»»

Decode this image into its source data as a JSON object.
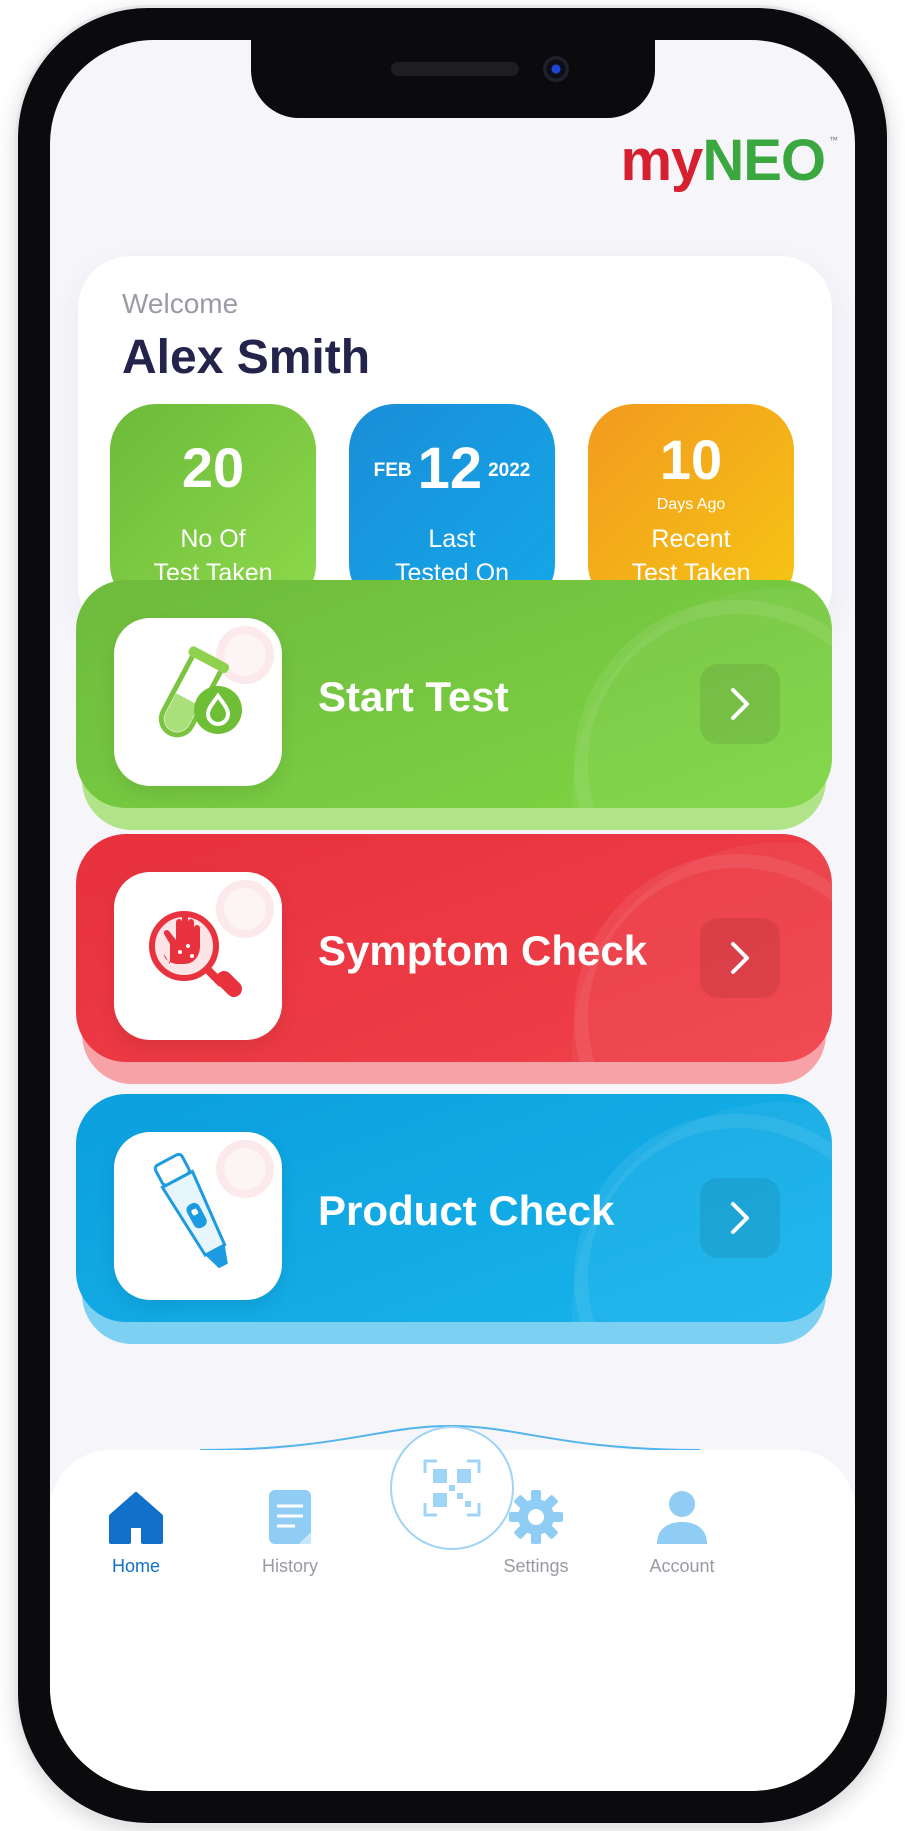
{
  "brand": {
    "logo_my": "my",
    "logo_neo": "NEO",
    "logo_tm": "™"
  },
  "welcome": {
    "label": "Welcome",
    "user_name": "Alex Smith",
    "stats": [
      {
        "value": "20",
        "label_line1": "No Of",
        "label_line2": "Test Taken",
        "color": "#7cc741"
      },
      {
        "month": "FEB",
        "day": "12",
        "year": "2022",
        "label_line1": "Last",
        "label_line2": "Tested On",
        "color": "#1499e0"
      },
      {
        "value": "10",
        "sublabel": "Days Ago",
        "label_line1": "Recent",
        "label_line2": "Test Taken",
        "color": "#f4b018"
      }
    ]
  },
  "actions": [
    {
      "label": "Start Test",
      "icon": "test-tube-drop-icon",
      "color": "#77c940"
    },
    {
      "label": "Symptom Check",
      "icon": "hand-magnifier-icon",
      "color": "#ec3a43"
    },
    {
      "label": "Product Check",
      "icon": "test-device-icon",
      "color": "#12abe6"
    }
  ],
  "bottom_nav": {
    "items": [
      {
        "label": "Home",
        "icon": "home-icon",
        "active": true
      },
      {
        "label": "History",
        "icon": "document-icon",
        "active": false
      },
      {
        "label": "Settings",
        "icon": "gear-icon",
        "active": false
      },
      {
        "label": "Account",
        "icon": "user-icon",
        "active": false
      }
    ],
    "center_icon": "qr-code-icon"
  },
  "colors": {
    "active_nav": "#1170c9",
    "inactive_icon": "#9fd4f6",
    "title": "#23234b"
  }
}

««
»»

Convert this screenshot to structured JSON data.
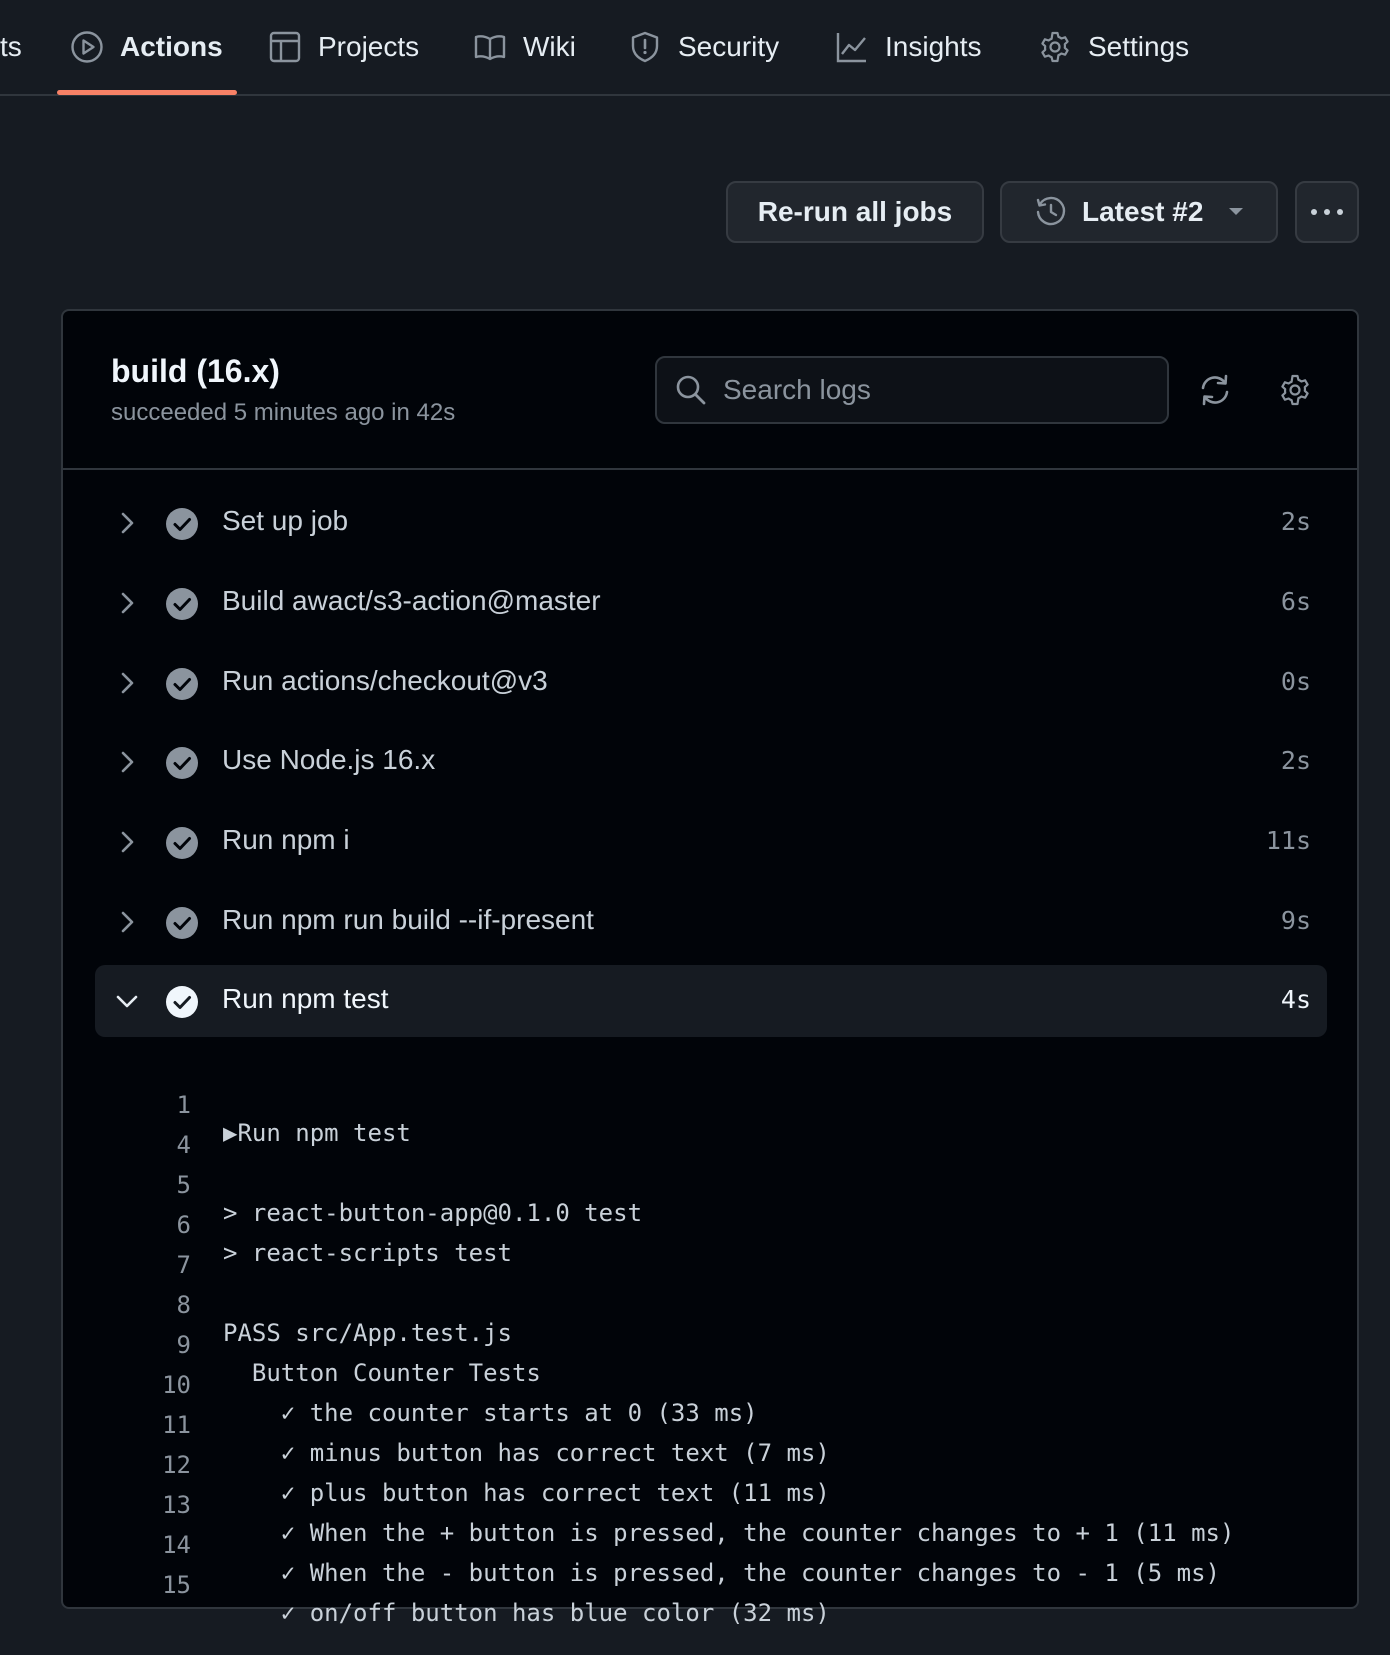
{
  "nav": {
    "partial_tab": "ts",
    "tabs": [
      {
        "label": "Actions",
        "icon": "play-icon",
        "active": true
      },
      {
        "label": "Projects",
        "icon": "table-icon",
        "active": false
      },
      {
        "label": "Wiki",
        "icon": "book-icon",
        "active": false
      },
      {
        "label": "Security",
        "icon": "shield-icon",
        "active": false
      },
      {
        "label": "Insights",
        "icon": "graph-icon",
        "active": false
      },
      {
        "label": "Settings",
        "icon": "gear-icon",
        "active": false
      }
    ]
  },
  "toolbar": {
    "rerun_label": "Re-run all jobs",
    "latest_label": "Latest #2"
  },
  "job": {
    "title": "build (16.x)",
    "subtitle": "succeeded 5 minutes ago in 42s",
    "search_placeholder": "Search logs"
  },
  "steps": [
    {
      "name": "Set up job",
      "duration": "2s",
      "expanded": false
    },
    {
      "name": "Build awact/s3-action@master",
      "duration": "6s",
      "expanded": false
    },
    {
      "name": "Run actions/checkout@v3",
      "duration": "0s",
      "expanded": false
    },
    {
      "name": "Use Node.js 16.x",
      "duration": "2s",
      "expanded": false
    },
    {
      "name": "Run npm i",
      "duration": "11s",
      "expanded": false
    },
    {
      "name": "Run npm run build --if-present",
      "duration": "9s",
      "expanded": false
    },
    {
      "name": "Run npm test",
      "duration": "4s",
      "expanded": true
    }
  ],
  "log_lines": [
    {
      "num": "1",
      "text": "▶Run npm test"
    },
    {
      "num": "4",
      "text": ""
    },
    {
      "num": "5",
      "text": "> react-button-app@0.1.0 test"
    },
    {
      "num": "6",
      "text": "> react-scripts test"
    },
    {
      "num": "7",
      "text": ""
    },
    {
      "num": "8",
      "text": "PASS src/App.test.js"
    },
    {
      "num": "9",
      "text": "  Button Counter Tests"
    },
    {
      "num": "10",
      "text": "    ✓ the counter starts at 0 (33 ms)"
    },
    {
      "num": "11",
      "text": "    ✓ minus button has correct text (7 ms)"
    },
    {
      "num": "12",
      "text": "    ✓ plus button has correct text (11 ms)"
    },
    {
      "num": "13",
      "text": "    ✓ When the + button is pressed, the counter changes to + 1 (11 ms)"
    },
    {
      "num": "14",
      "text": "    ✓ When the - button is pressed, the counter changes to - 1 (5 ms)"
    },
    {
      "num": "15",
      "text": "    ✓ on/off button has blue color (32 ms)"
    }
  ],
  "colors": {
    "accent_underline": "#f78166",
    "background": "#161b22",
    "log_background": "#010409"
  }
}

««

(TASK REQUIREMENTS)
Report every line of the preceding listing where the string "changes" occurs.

(YOUR SOLUTION)
      "text": "    ✓ When the + button is pressed, the counter changes to + 1 (11 ms)"
      "text": "    ✓ When the - button is pressed, the counter changes to - 1 (5 ms)"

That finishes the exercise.